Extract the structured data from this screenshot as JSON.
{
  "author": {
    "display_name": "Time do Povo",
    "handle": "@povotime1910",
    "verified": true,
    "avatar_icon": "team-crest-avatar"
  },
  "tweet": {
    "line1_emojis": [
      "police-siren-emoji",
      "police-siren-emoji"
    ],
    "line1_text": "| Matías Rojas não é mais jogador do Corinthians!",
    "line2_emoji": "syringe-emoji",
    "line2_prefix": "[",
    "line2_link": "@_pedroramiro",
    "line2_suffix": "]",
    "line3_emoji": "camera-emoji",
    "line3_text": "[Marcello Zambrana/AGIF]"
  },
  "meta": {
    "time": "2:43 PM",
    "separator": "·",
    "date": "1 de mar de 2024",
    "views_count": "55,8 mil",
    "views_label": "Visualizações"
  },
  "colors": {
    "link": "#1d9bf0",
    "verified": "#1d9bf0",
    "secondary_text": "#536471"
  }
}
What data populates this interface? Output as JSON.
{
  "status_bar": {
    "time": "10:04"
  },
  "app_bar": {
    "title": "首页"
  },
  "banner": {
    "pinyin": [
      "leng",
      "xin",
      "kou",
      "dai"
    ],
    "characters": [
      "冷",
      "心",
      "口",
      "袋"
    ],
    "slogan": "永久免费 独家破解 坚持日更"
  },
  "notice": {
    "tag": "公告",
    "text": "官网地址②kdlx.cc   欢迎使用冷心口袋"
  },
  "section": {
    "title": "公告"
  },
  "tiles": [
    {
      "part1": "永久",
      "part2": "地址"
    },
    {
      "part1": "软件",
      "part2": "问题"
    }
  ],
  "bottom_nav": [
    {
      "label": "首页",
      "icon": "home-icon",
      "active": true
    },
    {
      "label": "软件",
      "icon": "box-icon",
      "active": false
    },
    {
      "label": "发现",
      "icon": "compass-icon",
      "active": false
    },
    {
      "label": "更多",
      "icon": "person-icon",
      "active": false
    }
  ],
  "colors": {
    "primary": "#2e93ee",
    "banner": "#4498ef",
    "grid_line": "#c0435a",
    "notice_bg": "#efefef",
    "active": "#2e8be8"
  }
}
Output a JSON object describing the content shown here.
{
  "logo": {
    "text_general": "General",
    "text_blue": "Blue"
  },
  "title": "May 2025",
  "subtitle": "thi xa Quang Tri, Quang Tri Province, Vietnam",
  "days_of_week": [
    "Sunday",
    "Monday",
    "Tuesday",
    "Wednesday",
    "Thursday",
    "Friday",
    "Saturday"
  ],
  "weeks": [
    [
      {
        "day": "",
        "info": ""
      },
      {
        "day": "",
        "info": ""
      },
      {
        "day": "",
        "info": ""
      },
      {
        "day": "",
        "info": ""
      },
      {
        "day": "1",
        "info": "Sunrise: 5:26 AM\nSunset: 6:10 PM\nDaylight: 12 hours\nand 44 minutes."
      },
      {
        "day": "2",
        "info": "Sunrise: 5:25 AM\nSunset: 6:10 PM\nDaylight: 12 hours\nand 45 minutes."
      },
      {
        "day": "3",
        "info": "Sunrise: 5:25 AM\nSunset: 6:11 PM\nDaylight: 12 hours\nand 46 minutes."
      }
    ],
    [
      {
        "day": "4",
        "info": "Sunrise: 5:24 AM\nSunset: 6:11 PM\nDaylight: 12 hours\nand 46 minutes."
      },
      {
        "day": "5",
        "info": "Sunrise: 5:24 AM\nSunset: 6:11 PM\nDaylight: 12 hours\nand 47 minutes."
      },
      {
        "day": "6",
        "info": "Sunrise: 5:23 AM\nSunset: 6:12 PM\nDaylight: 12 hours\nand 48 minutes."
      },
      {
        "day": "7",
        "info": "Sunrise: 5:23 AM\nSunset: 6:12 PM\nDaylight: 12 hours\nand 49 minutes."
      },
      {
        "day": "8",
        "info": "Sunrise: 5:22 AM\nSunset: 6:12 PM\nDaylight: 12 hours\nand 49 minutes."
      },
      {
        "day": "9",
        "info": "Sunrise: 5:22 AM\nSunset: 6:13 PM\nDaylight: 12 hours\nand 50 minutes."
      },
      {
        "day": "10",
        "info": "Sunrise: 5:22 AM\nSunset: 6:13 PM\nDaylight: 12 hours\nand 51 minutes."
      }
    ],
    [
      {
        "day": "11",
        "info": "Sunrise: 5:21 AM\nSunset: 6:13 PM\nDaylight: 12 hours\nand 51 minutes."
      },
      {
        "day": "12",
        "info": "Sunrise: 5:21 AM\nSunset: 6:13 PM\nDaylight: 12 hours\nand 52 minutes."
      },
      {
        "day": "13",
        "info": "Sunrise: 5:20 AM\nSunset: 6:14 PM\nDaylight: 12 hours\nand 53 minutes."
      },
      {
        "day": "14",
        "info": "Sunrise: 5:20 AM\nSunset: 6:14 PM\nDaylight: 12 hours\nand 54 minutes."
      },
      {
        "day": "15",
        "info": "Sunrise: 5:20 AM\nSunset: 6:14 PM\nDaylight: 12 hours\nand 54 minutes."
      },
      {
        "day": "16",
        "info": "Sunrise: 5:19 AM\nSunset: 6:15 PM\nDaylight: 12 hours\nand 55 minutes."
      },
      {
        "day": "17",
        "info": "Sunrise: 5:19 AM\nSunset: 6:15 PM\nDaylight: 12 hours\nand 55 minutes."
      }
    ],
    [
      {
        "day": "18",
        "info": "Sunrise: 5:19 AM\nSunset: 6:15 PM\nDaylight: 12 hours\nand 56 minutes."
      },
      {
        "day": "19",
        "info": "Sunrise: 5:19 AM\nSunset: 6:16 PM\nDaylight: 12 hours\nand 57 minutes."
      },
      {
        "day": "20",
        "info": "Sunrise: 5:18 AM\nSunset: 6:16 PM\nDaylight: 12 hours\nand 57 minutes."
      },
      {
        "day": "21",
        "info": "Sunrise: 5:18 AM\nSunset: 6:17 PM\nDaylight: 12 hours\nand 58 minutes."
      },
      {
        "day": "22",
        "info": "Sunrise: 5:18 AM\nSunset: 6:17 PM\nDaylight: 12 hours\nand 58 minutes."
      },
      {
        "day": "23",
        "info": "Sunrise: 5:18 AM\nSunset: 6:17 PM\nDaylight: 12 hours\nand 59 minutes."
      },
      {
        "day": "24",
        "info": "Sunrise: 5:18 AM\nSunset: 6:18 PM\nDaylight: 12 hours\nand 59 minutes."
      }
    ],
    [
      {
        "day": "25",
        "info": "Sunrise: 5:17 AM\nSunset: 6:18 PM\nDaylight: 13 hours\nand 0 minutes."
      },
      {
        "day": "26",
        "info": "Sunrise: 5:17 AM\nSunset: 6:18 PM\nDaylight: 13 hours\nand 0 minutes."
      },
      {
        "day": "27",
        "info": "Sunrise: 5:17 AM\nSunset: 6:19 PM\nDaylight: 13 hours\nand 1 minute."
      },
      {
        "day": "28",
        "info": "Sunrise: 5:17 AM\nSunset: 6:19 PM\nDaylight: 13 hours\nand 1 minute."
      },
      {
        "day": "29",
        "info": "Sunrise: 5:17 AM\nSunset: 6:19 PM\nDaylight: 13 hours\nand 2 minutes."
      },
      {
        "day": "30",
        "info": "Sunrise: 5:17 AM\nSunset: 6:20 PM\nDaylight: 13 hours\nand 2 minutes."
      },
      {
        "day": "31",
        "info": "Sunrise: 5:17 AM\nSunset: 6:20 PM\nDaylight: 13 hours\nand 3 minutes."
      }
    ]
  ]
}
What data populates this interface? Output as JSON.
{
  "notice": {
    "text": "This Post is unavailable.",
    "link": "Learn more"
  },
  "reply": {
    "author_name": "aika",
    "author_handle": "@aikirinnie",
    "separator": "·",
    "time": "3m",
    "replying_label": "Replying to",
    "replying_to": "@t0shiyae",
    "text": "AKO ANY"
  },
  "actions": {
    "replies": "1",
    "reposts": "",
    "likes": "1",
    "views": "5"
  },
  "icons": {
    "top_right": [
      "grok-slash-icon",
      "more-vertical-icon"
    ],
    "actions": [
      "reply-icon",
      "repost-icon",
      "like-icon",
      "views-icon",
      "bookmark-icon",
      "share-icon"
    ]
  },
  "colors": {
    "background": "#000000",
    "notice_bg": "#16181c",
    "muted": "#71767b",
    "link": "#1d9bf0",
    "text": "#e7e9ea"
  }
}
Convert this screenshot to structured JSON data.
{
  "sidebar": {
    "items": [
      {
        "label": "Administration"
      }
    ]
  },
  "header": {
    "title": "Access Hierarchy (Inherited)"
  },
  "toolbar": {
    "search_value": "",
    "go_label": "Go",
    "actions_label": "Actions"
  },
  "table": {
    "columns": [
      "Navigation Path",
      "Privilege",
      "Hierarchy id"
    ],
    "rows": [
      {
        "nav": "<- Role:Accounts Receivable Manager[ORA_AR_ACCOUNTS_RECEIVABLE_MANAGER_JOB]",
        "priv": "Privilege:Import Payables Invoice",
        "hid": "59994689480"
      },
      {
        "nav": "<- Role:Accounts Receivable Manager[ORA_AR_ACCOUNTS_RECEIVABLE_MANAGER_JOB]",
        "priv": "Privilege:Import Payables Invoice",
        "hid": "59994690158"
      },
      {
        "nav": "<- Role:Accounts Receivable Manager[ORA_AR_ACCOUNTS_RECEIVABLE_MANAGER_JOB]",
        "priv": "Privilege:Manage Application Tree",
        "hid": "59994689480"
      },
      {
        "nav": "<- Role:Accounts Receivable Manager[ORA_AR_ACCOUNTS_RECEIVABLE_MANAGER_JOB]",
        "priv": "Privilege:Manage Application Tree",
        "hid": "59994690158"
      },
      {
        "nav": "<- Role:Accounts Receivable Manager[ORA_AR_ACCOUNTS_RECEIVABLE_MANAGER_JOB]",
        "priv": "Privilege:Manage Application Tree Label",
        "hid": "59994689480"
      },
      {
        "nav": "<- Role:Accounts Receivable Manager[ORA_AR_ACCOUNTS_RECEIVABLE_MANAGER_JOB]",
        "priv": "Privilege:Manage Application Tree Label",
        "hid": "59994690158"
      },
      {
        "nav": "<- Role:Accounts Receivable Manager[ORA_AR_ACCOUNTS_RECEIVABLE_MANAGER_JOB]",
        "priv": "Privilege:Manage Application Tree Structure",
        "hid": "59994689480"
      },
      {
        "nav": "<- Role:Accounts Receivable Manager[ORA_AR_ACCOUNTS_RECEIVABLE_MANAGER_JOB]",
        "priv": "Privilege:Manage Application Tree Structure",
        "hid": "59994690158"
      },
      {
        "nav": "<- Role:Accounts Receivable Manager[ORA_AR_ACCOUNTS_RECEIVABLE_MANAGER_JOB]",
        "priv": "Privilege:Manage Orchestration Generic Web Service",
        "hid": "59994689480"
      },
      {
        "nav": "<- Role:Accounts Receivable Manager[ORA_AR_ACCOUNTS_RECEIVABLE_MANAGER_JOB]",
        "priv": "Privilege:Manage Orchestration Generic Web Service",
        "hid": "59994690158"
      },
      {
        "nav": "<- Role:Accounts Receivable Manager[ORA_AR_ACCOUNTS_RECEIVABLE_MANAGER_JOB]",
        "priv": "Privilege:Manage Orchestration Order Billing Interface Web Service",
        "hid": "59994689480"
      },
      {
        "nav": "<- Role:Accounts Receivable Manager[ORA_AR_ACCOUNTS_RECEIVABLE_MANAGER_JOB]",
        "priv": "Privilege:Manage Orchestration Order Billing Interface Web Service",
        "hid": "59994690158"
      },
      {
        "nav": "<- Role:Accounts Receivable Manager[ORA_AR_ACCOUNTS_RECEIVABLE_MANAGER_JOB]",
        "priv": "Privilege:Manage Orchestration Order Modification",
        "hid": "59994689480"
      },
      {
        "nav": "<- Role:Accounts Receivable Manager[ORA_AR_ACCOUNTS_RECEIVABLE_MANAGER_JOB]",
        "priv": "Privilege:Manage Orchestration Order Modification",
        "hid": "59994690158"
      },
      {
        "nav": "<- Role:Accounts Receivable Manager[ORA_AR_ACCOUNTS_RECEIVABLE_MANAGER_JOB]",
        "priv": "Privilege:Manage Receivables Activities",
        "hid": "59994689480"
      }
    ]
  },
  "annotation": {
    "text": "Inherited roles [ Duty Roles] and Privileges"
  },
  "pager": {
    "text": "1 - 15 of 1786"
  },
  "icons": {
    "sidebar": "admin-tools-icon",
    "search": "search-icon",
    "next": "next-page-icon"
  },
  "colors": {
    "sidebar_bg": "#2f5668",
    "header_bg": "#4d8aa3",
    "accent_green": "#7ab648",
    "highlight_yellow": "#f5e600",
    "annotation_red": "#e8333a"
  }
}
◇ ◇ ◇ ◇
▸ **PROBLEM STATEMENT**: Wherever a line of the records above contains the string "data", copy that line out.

▸ **RESULT OF THIS TASK**:
Extract the structured data from this screenshot as JSON.
What data populates this interface? Output as JSON.
What data populates this interface? Output as JSON.
Convert this screenshot to structured JSON data.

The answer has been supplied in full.